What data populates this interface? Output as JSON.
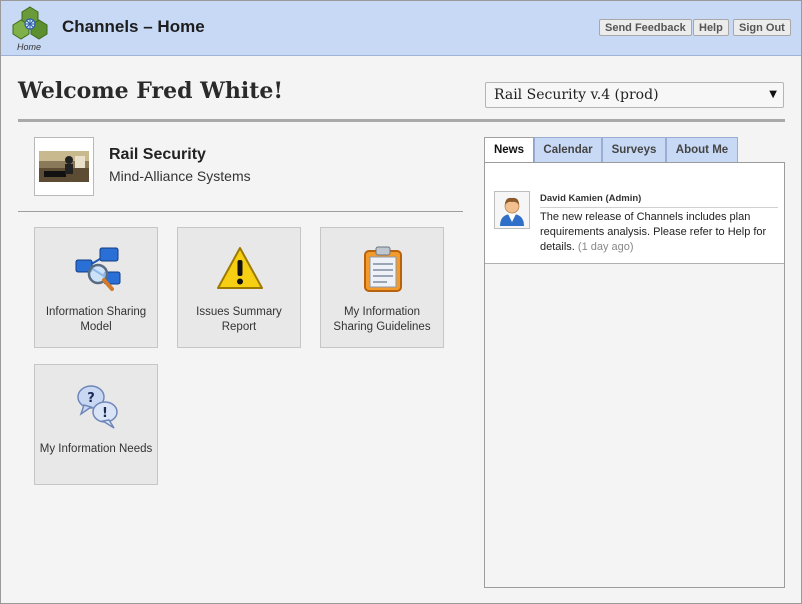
{
  "header": {
    "title": "Channels – Home",
    "home_label": "Home",
    "buttons": [
      "Send Feedback",
      "Help",
      "Sign Out"
    ]
  },
  "welcome": "Welcome Fred White!",
  "plan_selector": {
    "selected": "Rail Security v.4 (prod)"
  },
  "organization": {
    "name": "Rail Security",
    "subtitle": "Mind-Alliance Systems"
  },
  "tiles": [
    {
      "label": "Information Sharing Model",
      "icon": "network-search-icon"
    },
    {
      "label": "Issues Summary Report",
      "icon": "warning-icon"
    },
    {
      "label": "My Information Sharing Guidelines",
      "icon": "clipboard-icon"
    },
    {
      "label": "My Information Needs",
      "icon": "question-exclamation-bubbles-icon"
    }
  ],
  "tabs": [
    "News",
    "Calendar",
    "Surveys",
    "About Me"
  ],
  "active_tab": "News",
  "news": [
    {
      "author": "David Kamien (Admin)",
      "text": "The new release of Channels includes plan requirements analysis. Please refer to Help for details.",
      "age": "(1 day ago)"
    }
  ],
  "colors": {
    "header_bg": "#c8d9f5",
    "tab_bg": "#c8d9f5",
    "page_bg": "#f4f4f4"
  }
}
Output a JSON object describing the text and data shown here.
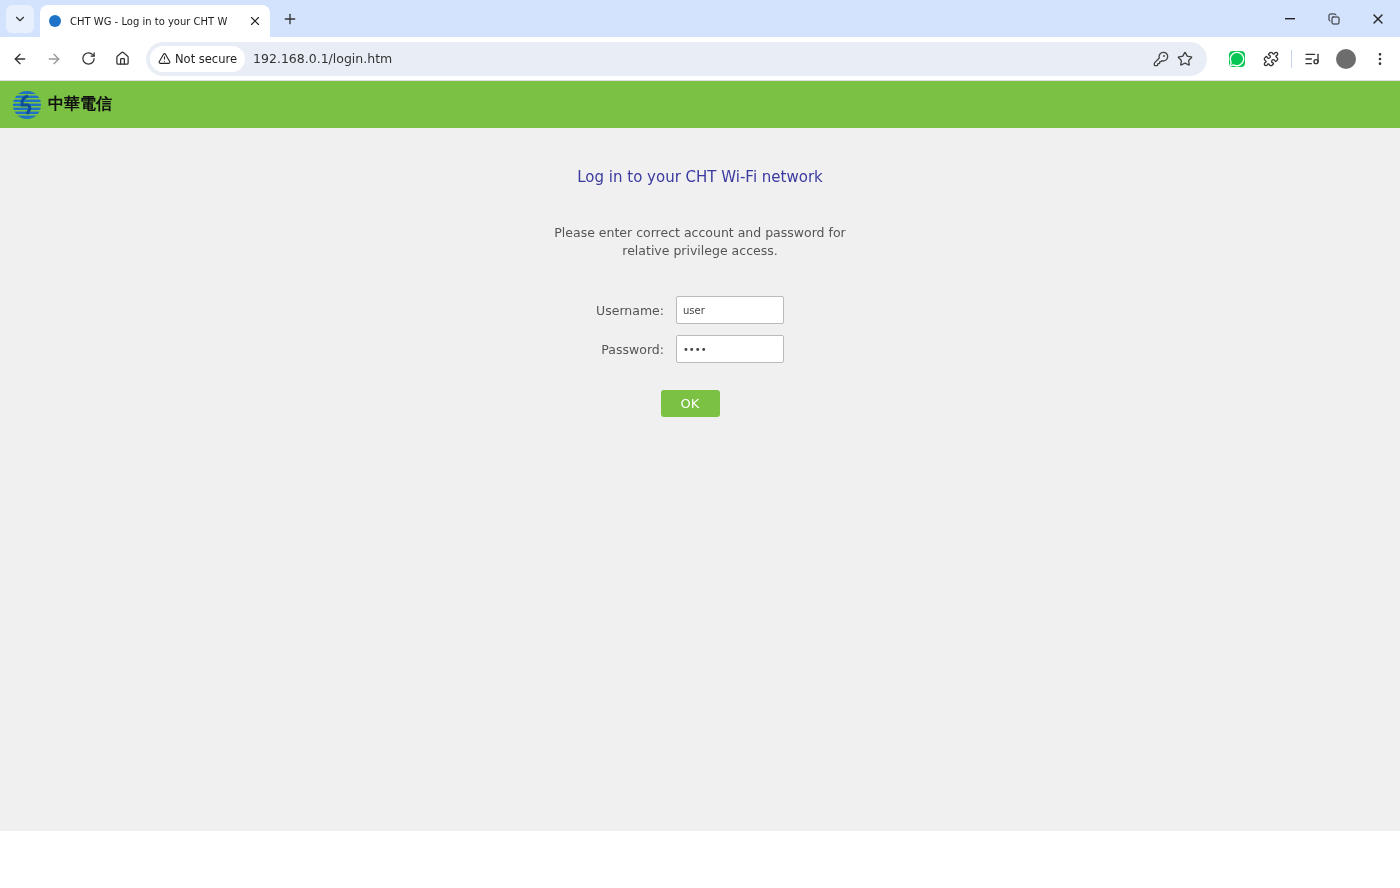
{
  "browser": {
    "tab": {
      "title": "CHT WG - Log in to your CHT W",
      "selected": true
    },
    "security": "Not secure",
    "url": "192.168.0.1/login.htm"
  },
  "header": {
    "brand": "中華電信"
  },
  "login": {
    "title": "Log in to your CHT Wi-Fi network",
    "message": "Please enter correct account and password for relative privilege access.",
    "fields": [
      {
        "label": "Username:",
        "value": "user"
      },
      {
        "label": "Password:",
        "value": "••••"
      }
    ],
    "button": "OK"
  }
}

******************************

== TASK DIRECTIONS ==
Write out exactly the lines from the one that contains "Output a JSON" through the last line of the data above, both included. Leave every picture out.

== FINISHED TASK ==
Output a JSON object describing the text and data shown here.
{
  "browser": {
    "tab": {
      "title": "CHT WG - Log in to your CHT W",
      "selected": true
    },
    "security": "Not secure",
    "url": "192.168.0.1/login.htm"
  },
  "header": {
    "brand": "中華電信"
  },
  "login": {
    "title": "Log in to your CHT Wi-Fi network",
    "message": "Please enter correct account and password for relative privilege access.",
    "fields": [
      {
        "label": "Username:",
        "value": "user"
      },
      {
        "label": "Password:",
        "value": "••••"
      }
    ],
    "button": "OK"
  }
}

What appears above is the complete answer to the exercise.